Advertisements For Loans And Credit

Low-cost finance - special deals', 'preferential, quick and trouble-free finance', 'quick loans - any purpose'. Nowadays, there seems no end to the offers of loans and credit. There are special loans for members of motoring organisations, for credit card holders, special deals for doctors, and credit for students. If you can't yourself think of a reason for taking out a loan, the advertisements will help you with suggestions of second cars, holidays in the sun, or the kitchen of your dreams. And if you're already struggling to cope with a backlog of debts, there are plenty of advertisements encouraging you to take out a single loan for

CASE HISTORY

A member of a motoring organisation was sent an invitation by its financial services arm to take out a personal loan. The letter said that the organisation had negotiated with a particular bank in order to provide its members exclusively with preferential, quick and trouble-free finance facilities. The tables accompanying the e-mail shot explained that the rate of interest would be fixed at the time the loan was taken out and a particular Annual Percentage Rate (APR) was quoted.

The member was surprised that not only was the interest rate much higher than that currently being offered by many High Street banks - in some cases over S per cent higher - but the loan package also seemed very similar and therefore not at all exclusive to members of the organisation.

Moral: If you're tempted by a special offer, don't automatically assume that you're getting a good deal. Check that you can't get the same, similar - or even better - goods or services elsewhere at a better price.

`paying off all your store card bills' or to 'put all your eggs in one basket' and 'even have cash to spare'.

The majority of loan advertisements come within the ambit of the Consumer Credit Act 1974. The Act doesn't cover advertisements aimed at companies and doesn't cover advertisements for loans which will always exceed £45,000 unless they are secured loans (seep. ). The definition of advertisement is very wide, covering not just printed advertisements of all kinds but even the patter of a salesman as well as radio and TV commercials, displays in shops, and so on.

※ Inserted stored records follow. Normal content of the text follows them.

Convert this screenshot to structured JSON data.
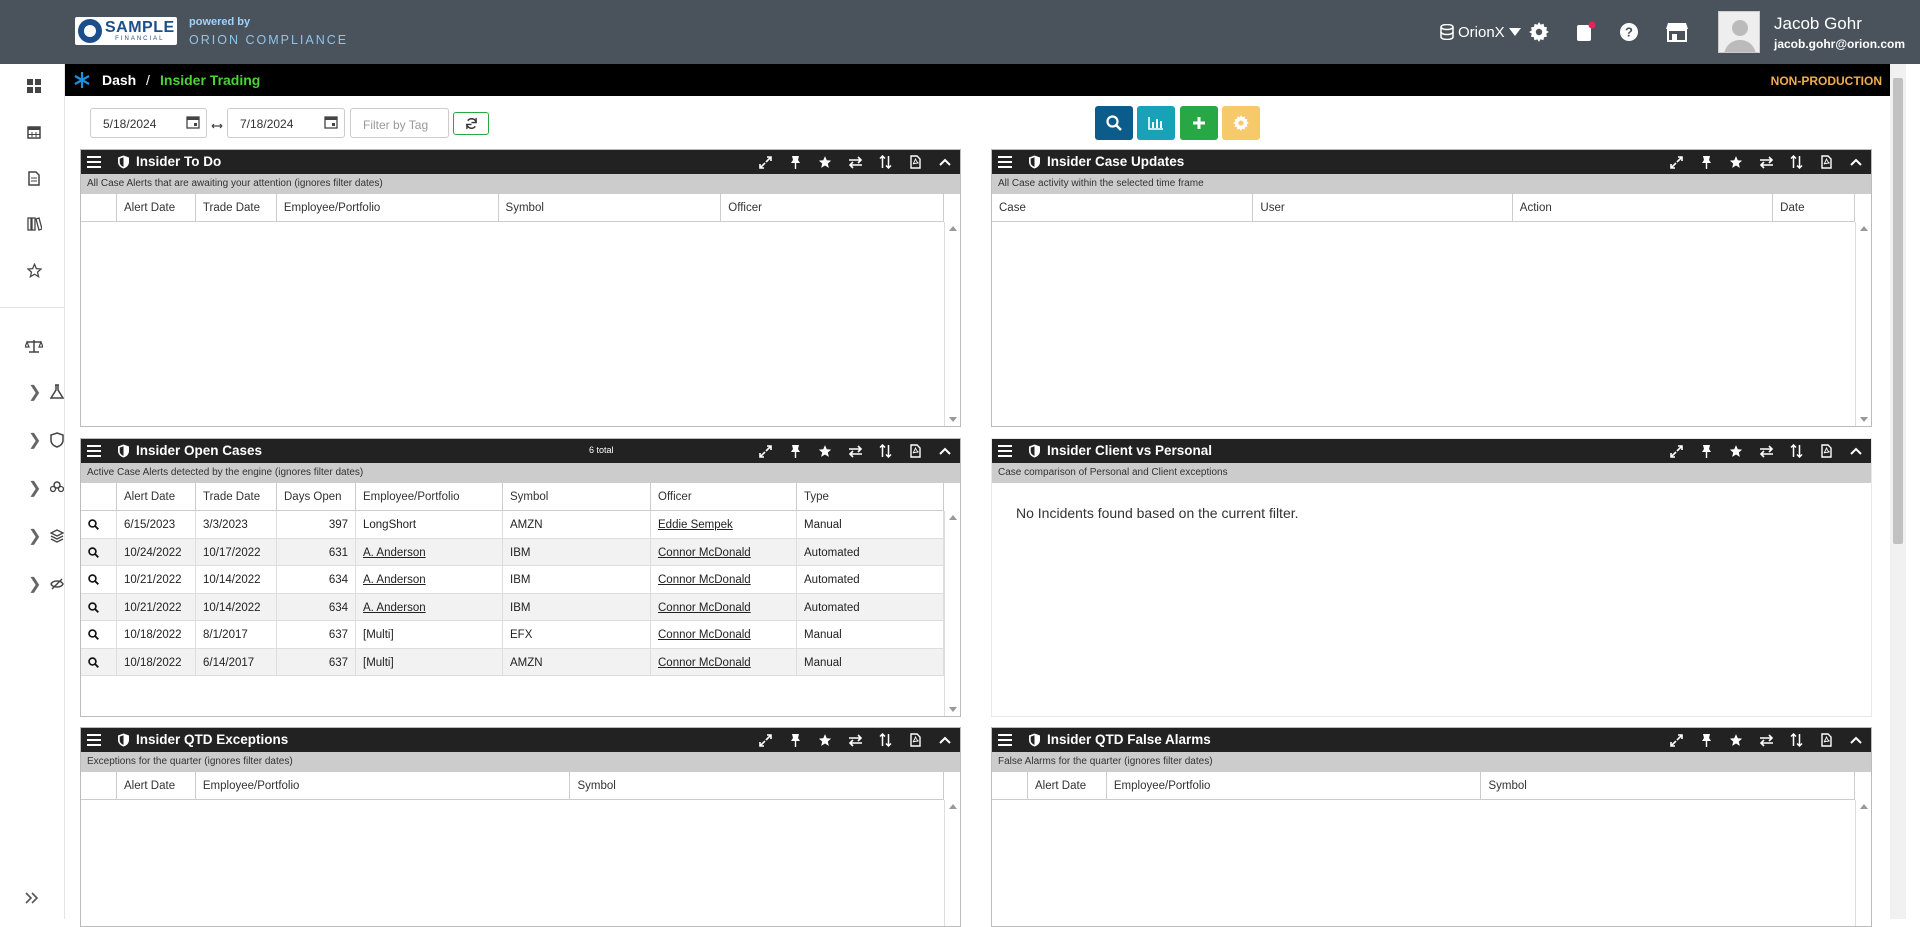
{
  "brand": {
    "logo_line1": "SAMPLE",
    "logo_line2": "FINANCIAL",
    "powered_by": "powered by",
    "product": "ORION COMPLIANCE"
  },
  "topbar": {
    "database": "OrionX",
    "user_name": "Jacob Gohr",
    "user_email": "jacob.gohr@orion.com"
  },
  "breadcrumb": {
    "home": "Dash",
    "separator": "/",
    "current": "Insider Trading",
    "environment": "NON-PRODUCTION"
  },
  "filters": {
    "start_date": "5/18/2024",
    "end_date": "7/18/2024",
    "tag_placeholder": "Filter by Tag"
  },
  "colors": {
    "accent_green": "#4cd137",
    "search_btn": "#0b5c8a",
    "chart_btn": "#17a2b8",
    "add_btn": "#28a745",
    "settings_btn": "#f6c96a",
    "environment": "#f0ad4e"
  },
  "panels": {
    "todo": {
      "title": "Insider To Do",
      "subtitle": "All Case Alerts that are awaiting your attention (ignores filter dates)",
      "columns": [
        "Alert Date",
        "Trade Date",
        "Employee/Portfolio",
        "Symbol",
        "Officer"
      ]
    },
    "updates": {
      "title": "Insider Case Updates",
      "subtitle": "All Case activity within the selected time frame",
      "columns": [
        "Case",
        "User",
        "Action",
        "Date"
      ]
    },
    "open": {
      "title": "Insider Open Cases",
      "total": "6 total",
      "subtitle": "Active Case Alerts detected by the engine (ignores filter dates)",
      "columns": [
        "Alert Date",
        "Trade Date",
        "Days Open",
        "Employee/Portfolio",
        "Symbol",
        "Officer",
        "Type"
      ],
      "rows": [
        {
          "alert": "6/15/2023",
          "trade": "3/3/2023",
          "days": "397",
          "emp": "LongShort",
          "emp_link": false,
          "symbol": "AMZN",
          "officer": "Eddie Sempek",
          "type": "Manual"
        },
        {
          "alert": "10/24/2022",
          "trade": "10/17/2022",
          "days": "631",
          "emp": "A. Anderson",
          "emp_link": true,
          "symbol": "IBM",
          "officer": "Connor McDonald",
          "type": "Automated"
        },
        {
          "alert": "10/21/2022",
          "trade": "10/14/2022",
          "days": "634",
          "emp": "A. Anderson",
          "emp_link": true,
          "symbol": "IBM",
          "officer": "Connor McDonald",
          "type": "Automated"
        },
        {
          "alert": "10/21/2022",
          "trade": "10/14/2022",
          "days": "634",
          "emp": "A. Anderson",
          "emp_link": true,
          "symbol": "IBM",
          "officer": "Connor McDonald",
          "type": "Automated"
        },
        {
          "alert": "10/18/2022",
          "trade": "8/1/2017",
          "days": "637",
          "emp": "[Multi]",
          "emp_link": false,
          "symbol": "EFX",
          "officer": "Connor McDonald",
          "type": "Manual"
        },
        {
          "alert": "10/18/2022",
          "trade": "6/14/2017",
          "days": "637",
          "emp": "[Multi]",
          "emp_link": false,
          "symbol": "AMZN",
          "officer": "Connor McDonald",
          "type": "Manual"
        }
      ]
    },
    "client": {
      "title": "Insider Client vs Personal",
      "subtitle": "Case comparison of Personal and Client exceptions",
      "empty": "No Incidents found based on the current filter."
    },
    "qtd_exc": {
      "title": "Insider QTD Exceptions",
      "subtitle": "Exceptions for the quarter (ignores filter dates)",
      "columns": [
        "Alert Date",
        "Employee/Portfolio",
        "Symbol"
      ]
    },
    "qtd_fa": {
      "title": "Insider QTD False Alarms",
      "subtitle": "False Alarms for the quarter (ignores filter dates)",
      "columns": [
        "Alert Date",
        "Employee/Portfolio",
        "Symbol"
      ]
    }
  }
}
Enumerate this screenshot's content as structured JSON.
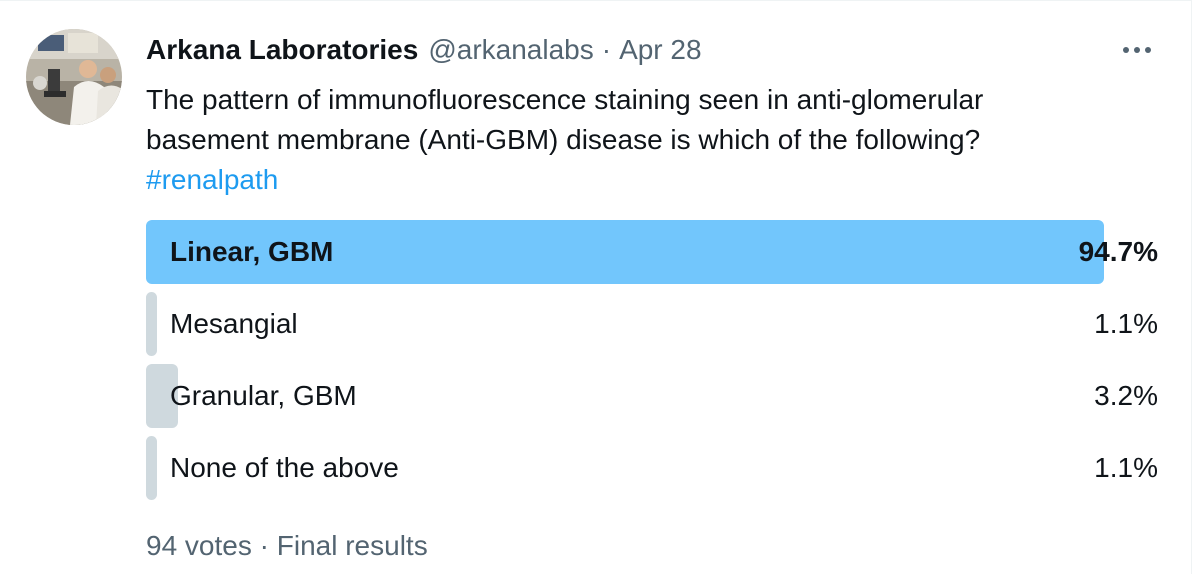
{
  "tweet": {
    "author_name": "Arkana Laboratories",
    "author_handle": "@arkanalabs",
    "separator": "·",
    "date": "Apr 28",
    "more_icon": "more-horizontal-icon",
    "text_line1": "The pattern of immunofluorescence staining seen in anti-glomerular",
    "text_line2": "basement membrane (Anti-GBM) disease is which of the following?",
    "hashtag": "#renalpath"
  },
  "poll": {
    "options": [
      {
        "label": "Linear, GBM",
        "percent_text": "94.7%",
        "percent": 94.7,
        "winner": true
      },
      {
        "label": "Mesangial",
        "percent_text": "1.1%",
        "percent": 1.1,
        "winner": false
      },
      {
        "label": "Granular, GBM",
        "percent_text": "3.2%",
        "percent": 3.2,
        "winner": false
      },
      {
        "label": "None of the above",
        "percent_text": "1.1%",
        "percent": 1.1,
        "winner": false
      }
    ],
    "votes": "94 votes",
    "separator": "·",
    "status": "Final results"
  },
  "colors": {
    "winner_bar": "#72c6fc",
    "other_bar": "#cfd9de",
    "link": "#1d9bf0",
    "secondary_text": "#536471"
  }
}
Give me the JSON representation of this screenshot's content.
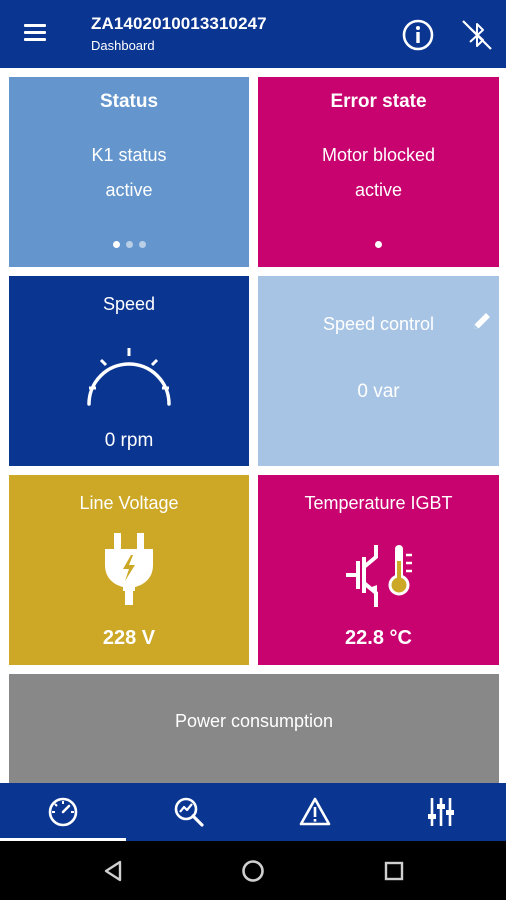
{
  "header": {
    "title": "ZA1402010013310247",
    "subtitle": "Dashboard",
    "icons": [
      "menu-icon",
      "info-icon",
      "bluetooth-disabled-icon"
    ]
  },
  "tiles": {
    "status": {
      "title": "Status",
      "line1": "K1 status",
      "line2": "active",
      "page_count": 3,
      "active_page": 1,
      "color": "#6496cd"
    },
    "error": {
      "title": "Error state",
      "line1": "Motor blocked",
      "line2": "active",
      "page_count": 1,
      "active_page": 1,
      "color": "#c8026e"
    },
    "speed": {
      "title": "Speed",
      "value": "0 rpm",
      "icon": "speedometer-icon",
      "color": "#0a3591"
    },
    "speed_control": {
      "title": "Speed control",
      "value": "0 var",
      "icon": "pencil-icon",
      "color": "#a7c4e4"
    },
    "line_voltage": {
      "title": "Line Voltage",
      "value": "228 V",
      "icon": "power-plug-icon",
      "color": "#cca826"
    },
    "temperature": {
      "title": "Temperature IGBT",
      "value": "22.8 °C",
      "icon": "igbt-thermometer-icon",
      "color": "#c8026e"
    },
    "power": {
      "title": "Power consumption",
      "color": "#888888"
    }
  },
  "bottom_nav": {
    "items": [
      {
        "id": "dashboard",
        "icon": "gauge-icon",
        "selected": true
      },
      {
        "id": "analysis",
        "icon": "search-chart-icon",
        "selected": false
      },
      {
        "id": "warnings",
        "icon": "warning-icon",
        "selected": false
      },
      {
        "id": "settings",
        "icon": "sliders-icon",
        "selected": false
      }
    ]
  },
  "system_nav": {
    "icons": [
      "back-icon",
      "home-icon",
      "recents-icon"
    ]
  },
  "colors": {
    "primary": "#0a3591",
    "magenta": "#c8026e",
    "light_blue": "#6496cd",
    "pale_blue": "#a7c4e4",
    "yellow": "#cca826",
    "grey": "#888888"
  }
}
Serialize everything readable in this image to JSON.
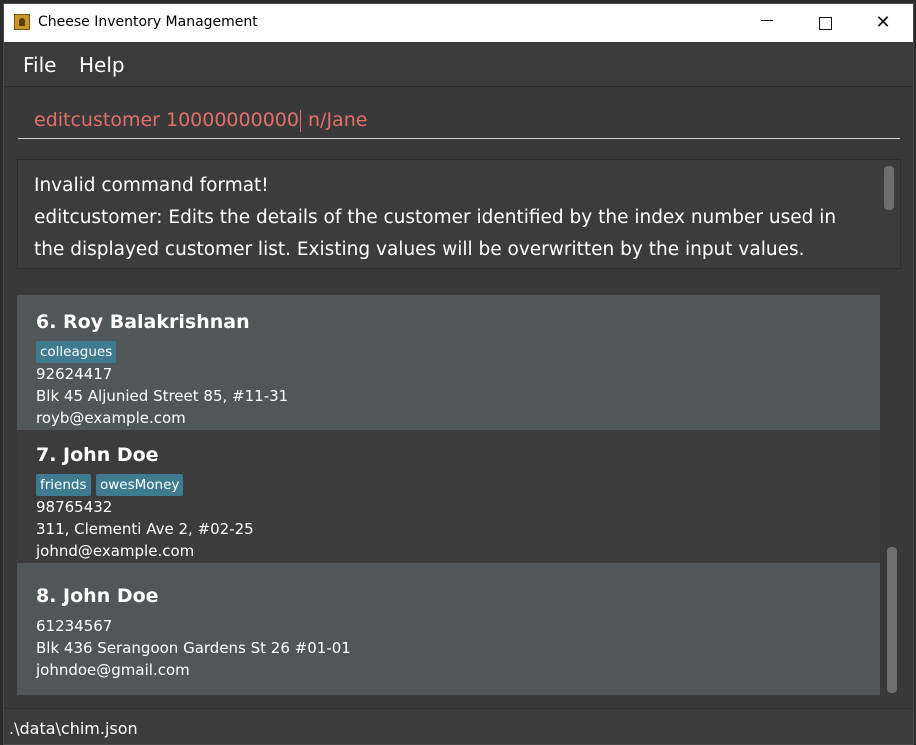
{
  "window": {
    "title": "Cheese Inventory Management",
    "minimize_glyph": "",
    "close_glyph": "✕"
  },
  "menu": {
    "file": "File",
    "help": "Help"
  },
  "command": {
    "before_caret": "editcustomer 10000000000",
    "after_caret": " n/Jane"
  },
  "result": {
    "line1": "Invalid command format!",
    "line2": "editcustomer: Edits the details of the customer identified by the index number used in the displayed customer list. Existing values will be overwritten by the input values."
  },
  "customers": [
    {
      "index_name": "6.  Roy Balakrishnan",
      "tags": [
        "colleagues"
      ],
      "phone": "92624417",
      "address": "Blk 45 Aljunied Street 85, #11-31",
      "email": "royb@example.com"
    },
    {
      "index_name": "7.  John Doe",
      "tags": [
        "friends",
        "owesMoney"
      ],
      "phone": "98765432",
      "address": "311, Clementi Ave 2, #02-25",
      "email": "johnd@example.com"
    },
    {
      "index_name": "8.  John Doe",
      "tags": [],
      "phone": "61234567",
      "address": "Blk 436 Serangoon Gardens St 26 #01-01",
      "email": "johndoe@gmail.com"
    }
  ],
  "status": {
    "file_path": ".\\data\\chim.json"
  },
  "colors": {
    "command_text": "#e2706a",
    "tag_background": "#3e7b91",
    "card_light": "#515658",
    "card_dark": "#3c3c3c"
  }
}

For more on Secured Loans And Second Mortgages - Click Here

Advertisements For Deposits

Advertising of deposit savings accounts, such as those offered by building societies and banks (including finance houses) is covered by the British Code of Advertising Practice and supplemented by a voluntary code under the auspices of the Bank of England and the Registry of Friendly Societies.

The main areas covered by the Code are outlined below.

Deposit-based personal pension plans are also to be covered by additional rules (covering aspects such as projection of possible benefits) - regulations under the Social Security Act 1986 were expected to come into force in 1989, but had... see: Advertisements For Deposits


More money